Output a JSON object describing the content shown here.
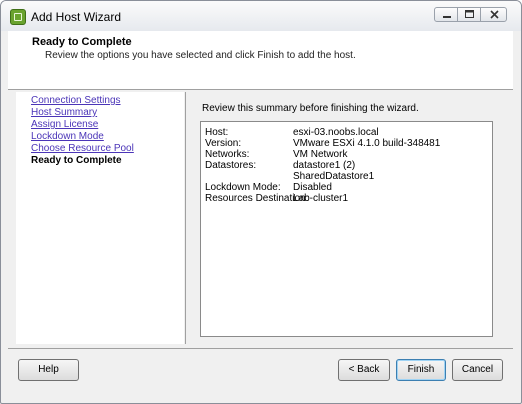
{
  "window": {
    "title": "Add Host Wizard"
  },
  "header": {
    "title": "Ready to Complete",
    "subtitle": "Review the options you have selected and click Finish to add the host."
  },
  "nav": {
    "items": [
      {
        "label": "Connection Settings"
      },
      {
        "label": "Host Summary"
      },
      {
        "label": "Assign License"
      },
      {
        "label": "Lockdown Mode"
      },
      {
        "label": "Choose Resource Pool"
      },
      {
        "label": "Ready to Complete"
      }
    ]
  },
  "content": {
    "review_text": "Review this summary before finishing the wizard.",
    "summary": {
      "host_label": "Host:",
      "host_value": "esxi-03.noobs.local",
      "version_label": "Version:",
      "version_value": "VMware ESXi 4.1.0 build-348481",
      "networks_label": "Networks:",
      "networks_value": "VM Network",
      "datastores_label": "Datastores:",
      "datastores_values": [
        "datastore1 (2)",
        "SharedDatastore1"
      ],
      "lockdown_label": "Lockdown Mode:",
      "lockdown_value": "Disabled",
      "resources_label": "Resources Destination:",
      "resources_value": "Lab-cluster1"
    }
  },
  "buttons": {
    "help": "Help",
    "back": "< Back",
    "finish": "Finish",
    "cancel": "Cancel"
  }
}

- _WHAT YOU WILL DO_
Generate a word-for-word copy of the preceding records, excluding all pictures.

- _SOLUTION FOR THIS TASK_
Output a JSON object describing the content shown here.
{
  "window": {
    "title": "Add Host Wizard"
  },
  "header": {
    "title": "Ready to Complete",
    "subtitle": "Review the options you have selected and click Finish to add the host."
  },
  "nav": {
    "items": [
      {
        "label": "Connection Settings"
      },
      {
        "label": "Host Summary"
      },
      {
        "label": "Assign License"
      },
      {
        "label": "Lockdown Mode"
      },
      {
        "label": "Choose Resource Pool"
      },
      {
        "label": "Ready to Complete"
      }
    ]
  },
  "content": {
    "review_text": "Review this summary before finishing the wizard.",
    "summary": {
      "host_label": "Host:",
      "host_value": "esxi-03.noobs.local",
      "version_label": "Version:",
      "version_value": "VMware ESXi 4.1.0 build-348481",
      "networks_label": "Networks:",
      "networks_value": "VM Network",
      "datastores_label": "Datastores:",
      "datastores_values": [
        "datastore1 (2)",
        "SharedDatastore1"
      ],
      "lockdown_label": "Lockdown Mode:",
      "lockdown_value": "Disabled",
      "resources_label": "Resources Destination:",
      "resources_value": "Lab-cluster1"
    }
  },
  "buttons": {
    "help": "Help",
    "back": "< Back",
    "finish": "Finish",
    "cancel": "Cancel"
  }
}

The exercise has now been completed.